» **Instructions to follow**:
Do any lines in the data below contain "JSON"? If so, copy every one of them.

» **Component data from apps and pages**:
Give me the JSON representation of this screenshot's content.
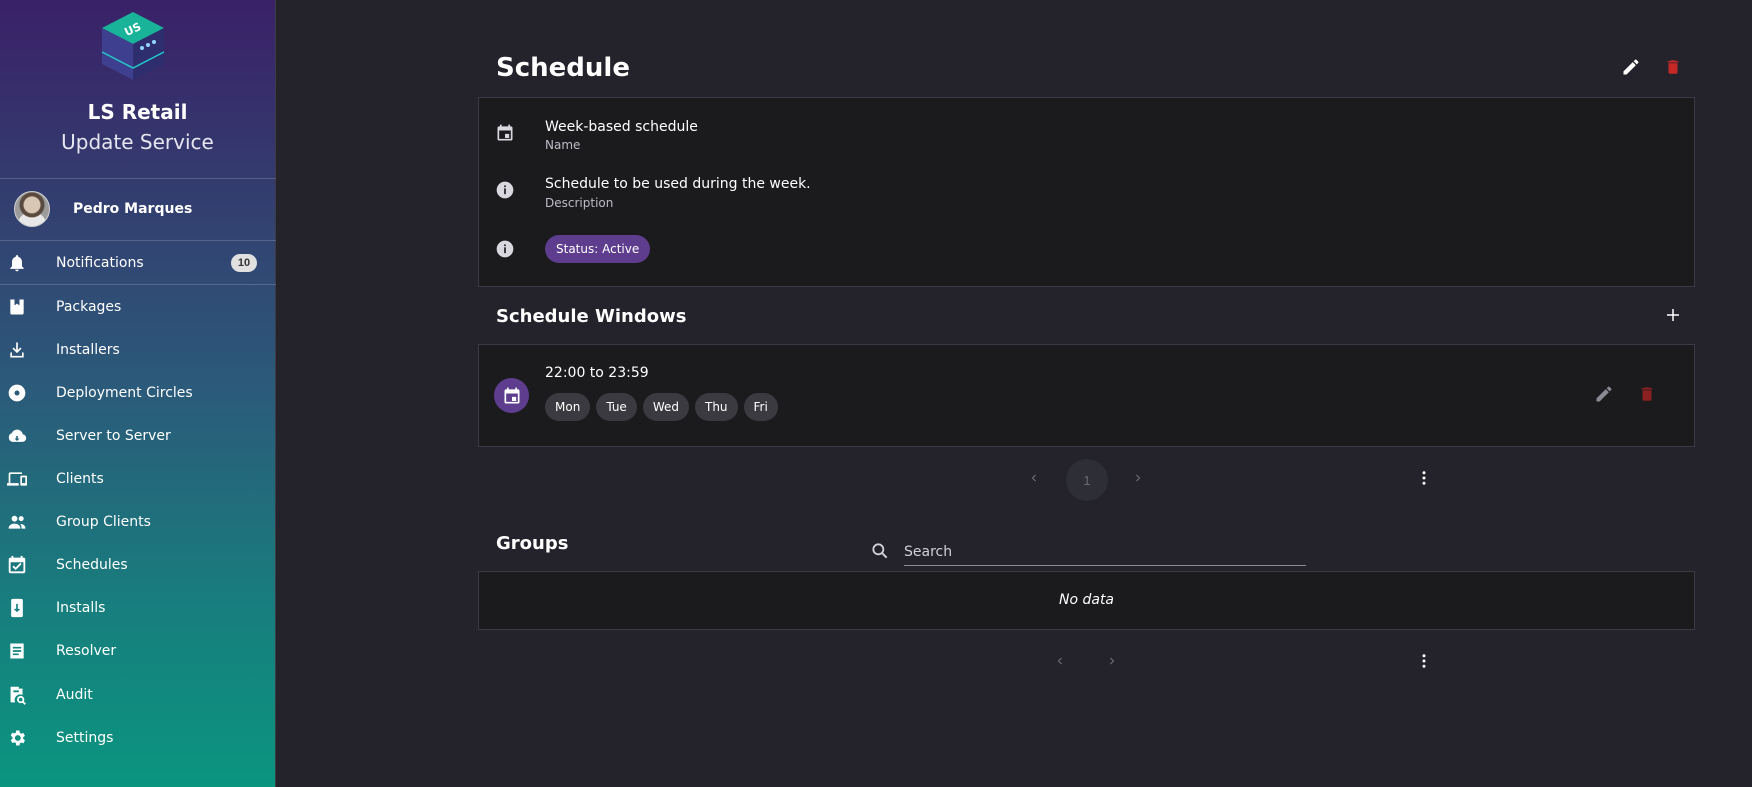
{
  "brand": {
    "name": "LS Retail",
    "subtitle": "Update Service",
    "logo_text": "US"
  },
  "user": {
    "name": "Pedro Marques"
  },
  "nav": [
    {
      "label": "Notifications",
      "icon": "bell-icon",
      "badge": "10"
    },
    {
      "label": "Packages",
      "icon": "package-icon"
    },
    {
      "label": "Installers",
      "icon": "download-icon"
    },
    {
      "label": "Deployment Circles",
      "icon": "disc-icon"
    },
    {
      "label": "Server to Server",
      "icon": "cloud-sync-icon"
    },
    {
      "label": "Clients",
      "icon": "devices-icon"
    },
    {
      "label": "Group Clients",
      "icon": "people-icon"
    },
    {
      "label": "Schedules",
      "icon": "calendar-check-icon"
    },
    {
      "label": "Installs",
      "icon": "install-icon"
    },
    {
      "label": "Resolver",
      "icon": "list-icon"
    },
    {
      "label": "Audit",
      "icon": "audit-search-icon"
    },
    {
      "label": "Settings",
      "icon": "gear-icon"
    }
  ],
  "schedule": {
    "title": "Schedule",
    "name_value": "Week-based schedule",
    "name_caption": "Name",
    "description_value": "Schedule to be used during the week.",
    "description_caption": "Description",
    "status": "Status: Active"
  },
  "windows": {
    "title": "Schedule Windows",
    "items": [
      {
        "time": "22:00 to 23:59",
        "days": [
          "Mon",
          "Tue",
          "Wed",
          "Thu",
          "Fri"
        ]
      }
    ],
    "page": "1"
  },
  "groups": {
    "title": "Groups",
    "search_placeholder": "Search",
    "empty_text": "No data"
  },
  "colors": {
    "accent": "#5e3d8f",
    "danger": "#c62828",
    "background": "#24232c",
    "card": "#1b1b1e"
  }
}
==
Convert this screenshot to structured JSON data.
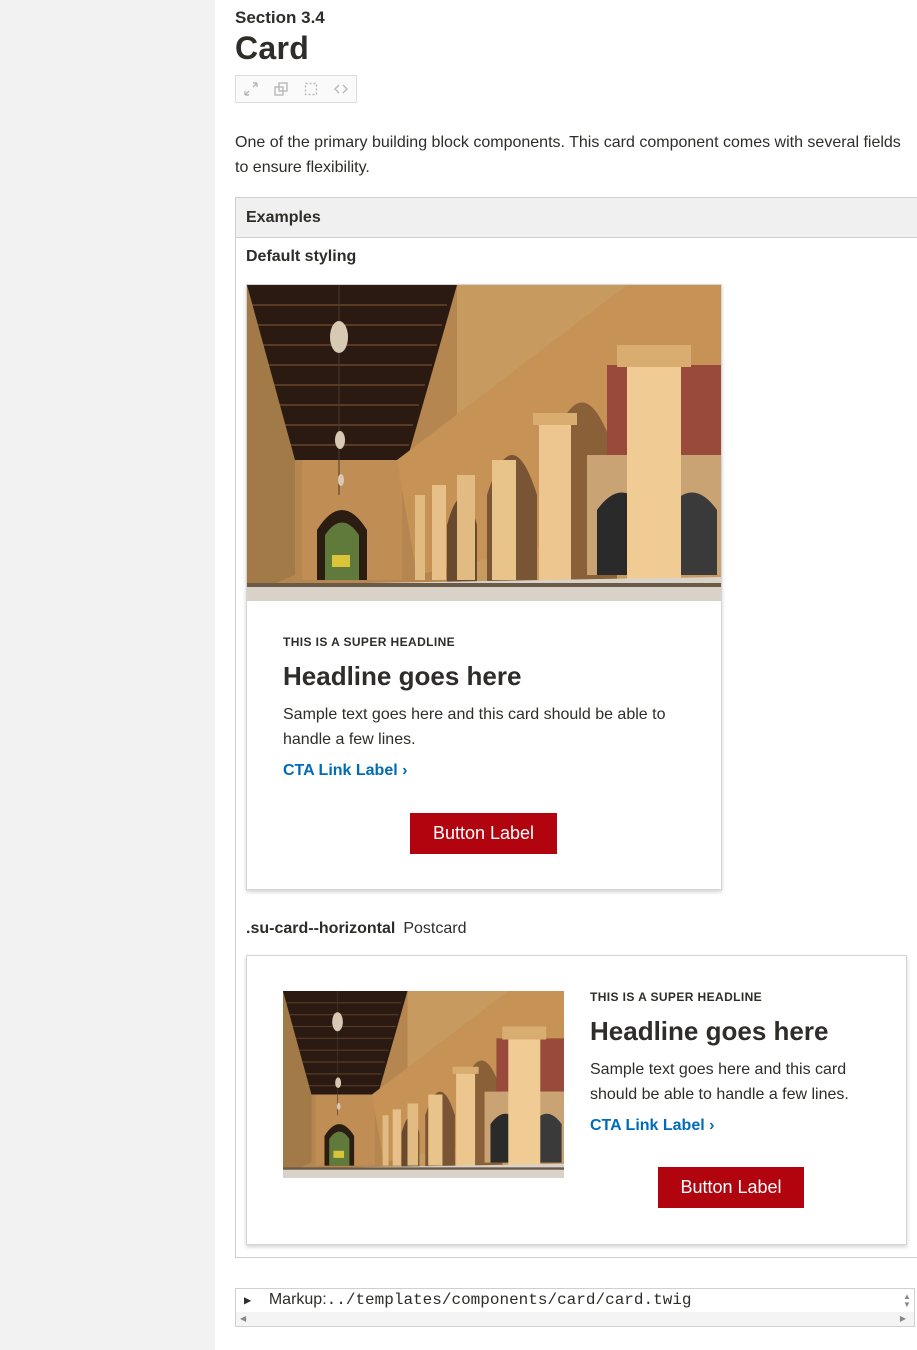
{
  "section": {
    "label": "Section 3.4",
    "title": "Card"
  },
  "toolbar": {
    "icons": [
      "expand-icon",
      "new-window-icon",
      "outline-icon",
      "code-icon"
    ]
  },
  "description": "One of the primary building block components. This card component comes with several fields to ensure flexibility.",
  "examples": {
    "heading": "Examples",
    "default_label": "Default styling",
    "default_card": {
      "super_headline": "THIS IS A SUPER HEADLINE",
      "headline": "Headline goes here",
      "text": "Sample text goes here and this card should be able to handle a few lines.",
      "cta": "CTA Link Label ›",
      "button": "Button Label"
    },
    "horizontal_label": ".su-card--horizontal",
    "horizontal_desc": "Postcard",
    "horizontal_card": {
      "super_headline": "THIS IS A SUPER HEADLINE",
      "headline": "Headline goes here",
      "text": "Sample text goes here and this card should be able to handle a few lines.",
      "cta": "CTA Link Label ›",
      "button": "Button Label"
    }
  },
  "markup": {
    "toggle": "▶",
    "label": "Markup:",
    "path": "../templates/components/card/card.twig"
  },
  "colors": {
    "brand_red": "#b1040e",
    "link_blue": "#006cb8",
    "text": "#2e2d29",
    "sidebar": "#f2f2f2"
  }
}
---
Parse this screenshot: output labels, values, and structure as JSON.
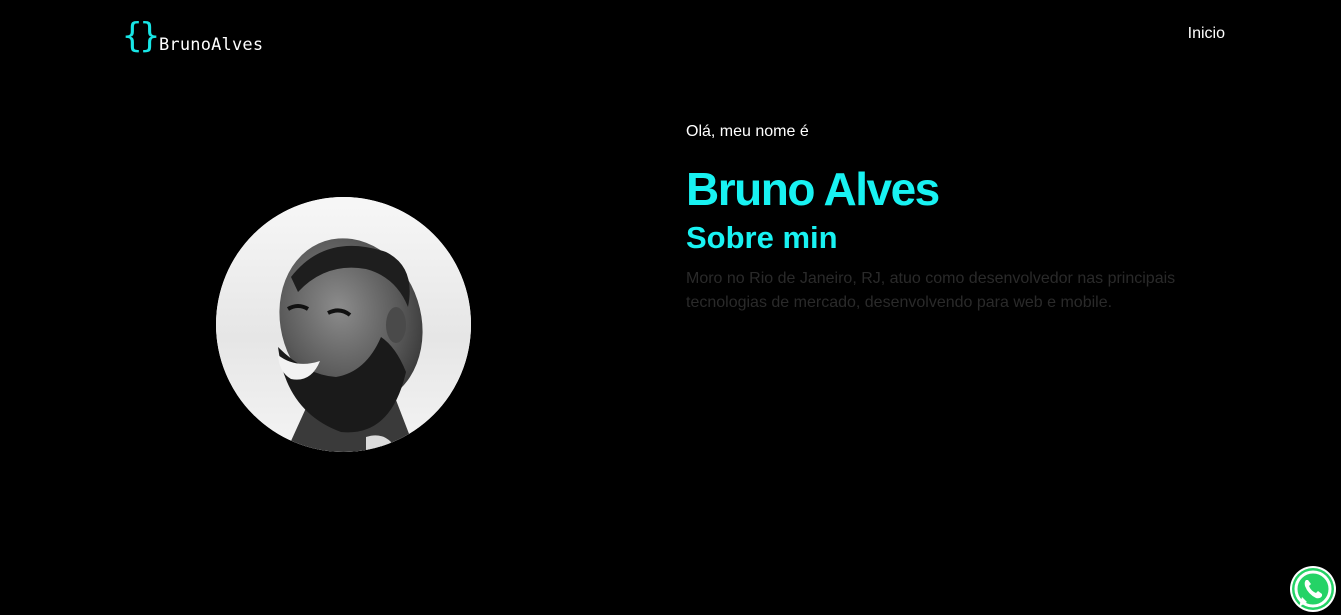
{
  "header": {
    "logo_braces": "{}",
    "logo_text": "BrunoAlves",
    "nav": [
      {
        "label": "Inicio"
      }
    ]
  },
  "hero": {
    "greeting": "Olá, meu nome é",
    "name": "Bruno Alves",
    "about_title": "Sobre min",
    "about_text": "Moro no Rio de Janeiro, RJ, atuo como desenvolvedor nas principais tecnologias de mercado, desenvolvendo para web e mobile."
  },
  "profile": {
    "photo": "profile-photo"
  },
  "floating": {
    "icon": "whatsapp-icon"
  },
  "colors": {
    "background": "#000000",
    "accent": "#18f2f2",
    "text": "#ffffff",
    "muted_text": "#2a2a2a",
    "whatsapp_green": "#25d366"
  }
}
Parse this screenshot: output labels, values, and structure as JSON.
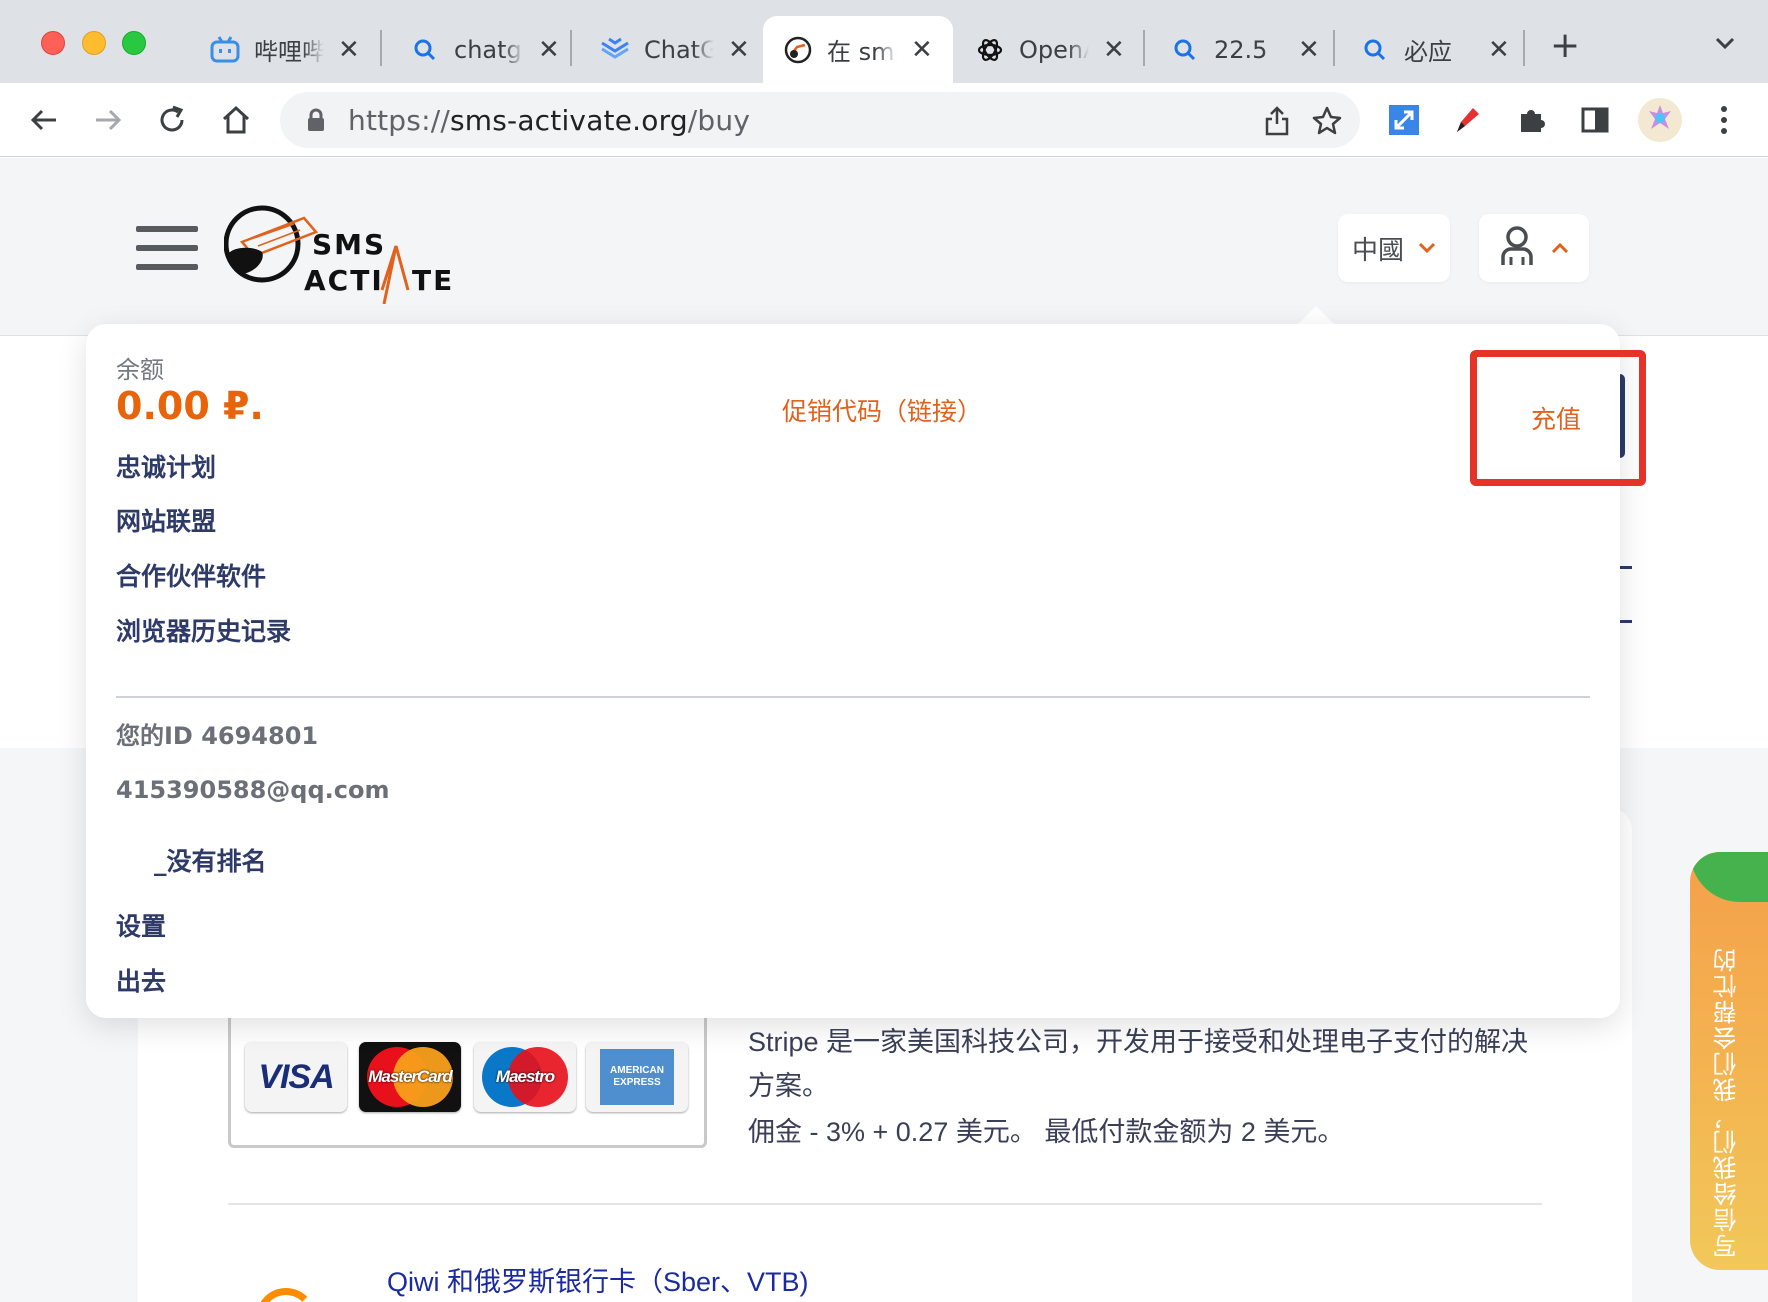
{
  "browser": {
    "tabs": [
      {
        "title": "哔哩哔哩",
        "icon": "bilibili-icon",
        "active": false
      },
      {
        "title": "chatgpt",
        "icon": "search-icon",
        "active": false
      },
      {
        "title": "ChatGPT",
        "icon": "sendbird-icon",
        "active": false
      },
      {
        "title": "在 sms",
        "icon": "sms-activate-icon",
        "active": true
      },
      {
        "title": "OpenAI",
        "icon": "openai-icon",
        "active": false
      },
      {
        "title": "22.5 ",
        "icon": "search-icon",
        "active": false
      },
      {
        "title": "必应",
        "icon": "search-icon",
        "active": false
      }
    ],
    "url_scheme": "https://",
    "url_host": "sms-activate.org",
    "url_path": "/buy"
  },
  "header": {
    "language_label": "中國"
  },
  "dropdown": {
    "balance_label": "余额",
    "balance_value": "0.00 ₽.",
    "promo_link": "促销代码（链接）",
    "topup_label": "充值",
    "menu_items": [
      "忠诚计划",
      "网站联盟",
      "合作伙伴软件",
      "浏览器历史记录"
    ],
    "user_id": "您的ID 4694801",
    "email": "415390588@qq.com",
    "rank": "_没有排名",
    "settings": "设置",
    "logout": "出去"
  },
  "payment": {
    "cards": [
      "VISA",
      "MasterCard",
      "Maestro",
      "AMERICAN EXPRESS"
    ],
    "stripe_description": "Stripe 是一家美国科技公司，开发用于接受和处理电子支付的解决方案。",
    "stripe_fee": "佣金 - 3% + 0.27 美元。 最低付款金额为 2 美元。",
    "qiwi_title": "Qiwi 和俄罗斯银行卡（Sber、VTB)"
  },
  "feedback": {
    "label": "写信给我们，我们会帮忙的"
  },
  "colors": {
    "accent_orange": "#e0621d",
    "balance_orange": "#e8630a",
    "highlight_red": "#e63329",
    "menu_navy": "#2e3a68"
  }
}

» **Output below**:
Give me the JSON representation of this screenshot's content.
Convert this screenshot to structured JSON data.
Parse this screenshot: output labels, values, and structure as JSON.
Parse this screenshot: output labels, values, and structure as JSON.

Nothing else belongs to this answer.